Nature of Space Exploration Enters New Agei
X
Elizabeth Lee
July 20, 2014 2:36 AM
Forty-five years ago this month, the first humans walked on the moon. It was during an era of the space race between the United States and the Soviet Union. World politics have changed since then and -- as Elizabeth Lee reports -- so has the nature of space exploration.
Video

Video Nature of Space Exploration Enters New Age

Forty-five years ago this month, the first humans walked on the moon. It was during an era of the space race between the United States and the Soviet Union. World politics have changed since then and -- as Elizabeth Lee reports -- so has the nature of space exploration.
Video

Video Chicago’s Argonne Lab Developing Battery of the Future

In 2012, the U.S. Department of Energy’s Office of Science awarded a $120 million grant to a new technology center focused on battery development - headquartered at Argonne National Laboratory in suburban Chicago, Illinois. As VOA’s Kane Farabaugh reports, there scientists are making the next technological breakthroughs in energy storage.
Video

Video In NW Pakistan, Army Offensive Causes Massive Number of Displaced

Pakistan’s army offensive in North Waziristan has resulted in the large-scale displacement of the local population. VOA's Ayaz Gul reports from northwest Pakistan where authorities say around 80 percent of the estimated 1 million internally displaced persons [IDPs] have settled in Bannu district, while much of the remaining 20 percent are scattered in nearby cities.
Video

Video Kurdish Peshmerga Force Secures Kirkuk, Its Oil

The Kurdistan regional government has sent its Peshmerga troops into the adjacent province of Kirkuk to drive out insurgents, and to secure the area's rich oil fields. By doing this, the regional government has added a fourth province to the three it officially controls. The oil also provides revenue that could make an independent Kurdistan economically strong. VOA’s Jeffrey Young went out with the Peshmerga and filed this report.
Video

Video Malaysia Reeling: Second Air Disaster in Four Months

Malaysia is reeling from the second air disaster in four months involving the country’s flag carrier. Flight 340 vanished in March and despite an extensive search, no debris has been found. And on Thursday, Flight 17, likely hit by a surface-to-air missile, came apart over eastern Ukraine. The two incidents together have left more than 500 people dead. VOA Correspondent Steve Herman reports from Kuala Lumpur.
Video

Video Diplomatic Crisis Grows Over MH17 Plane Crash

The Malaysia Airlines crash in eastern Ukraine is drawing reaction from leaders around the world. With suspicions growing that a surface-to-air missile shot down the aircraft, there are increasing tensions in the international community over who is to blame. Henry Ridgwell reports for VOA from London.
Video

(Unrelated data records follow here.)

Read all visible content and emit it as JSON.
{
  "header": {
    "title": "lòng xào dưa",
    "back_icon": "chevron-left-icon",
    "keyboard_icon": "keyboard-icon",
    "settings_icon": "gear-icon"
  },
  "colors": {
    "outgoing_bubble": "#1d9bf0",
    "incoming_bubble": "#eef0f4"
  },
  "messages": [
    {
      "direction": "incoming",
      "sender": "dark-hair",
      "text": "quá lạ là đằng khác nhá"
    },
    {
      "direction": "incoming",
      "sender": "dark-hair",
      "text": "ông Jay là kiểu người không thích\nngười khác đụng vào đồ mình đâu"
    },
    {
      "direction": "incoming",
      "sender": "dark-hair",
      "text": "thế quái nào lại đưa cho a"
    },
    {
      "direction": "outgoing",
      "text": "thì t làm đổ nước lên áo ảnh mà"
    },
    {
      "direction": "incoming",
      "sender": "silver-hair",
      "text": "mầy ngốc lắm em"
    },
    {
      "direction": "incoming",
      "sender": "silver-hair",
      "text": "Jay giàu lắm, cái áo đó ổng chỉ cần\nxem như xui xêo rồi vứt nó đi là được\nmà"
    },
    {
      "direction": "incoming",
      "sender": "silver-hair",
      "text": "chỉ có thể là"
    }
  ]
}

Video Undocumented Immigrants Face Perilous Journey to US, No Guarantees

Every day, hundreds of undocumented immigrants from Central America attempt the arduous journey through Mexico and turn themselves over to U.S. border patrol -- with the hope that they will not be turned away. But the dangers they face along the way are many, and as Ramon Taylor reports from the Rio Grande Valley in Texas, their fate rests on more than just the reception they get at the US border.
Video

Video Scientists Create Blackest Material Ever

Of all the black things in the universe only the infamous "black holes" are so black that not even a tiny amount of light can bounce back. But scientists have managed to create material almost as black, and it has enormous potential use. VOA’s George Putic has more.
Video

Video Fog Collector Transforming Maasai Water Harvesting in Kenya

The Maasai people of Kenya are known for their cattle-herding, nomadic lifestyle. But it's an existence that depends on access to adequate water for their herds and flocks. Lenny Ruvaga reports for VOA, on a "fog collector."

AppleAndroid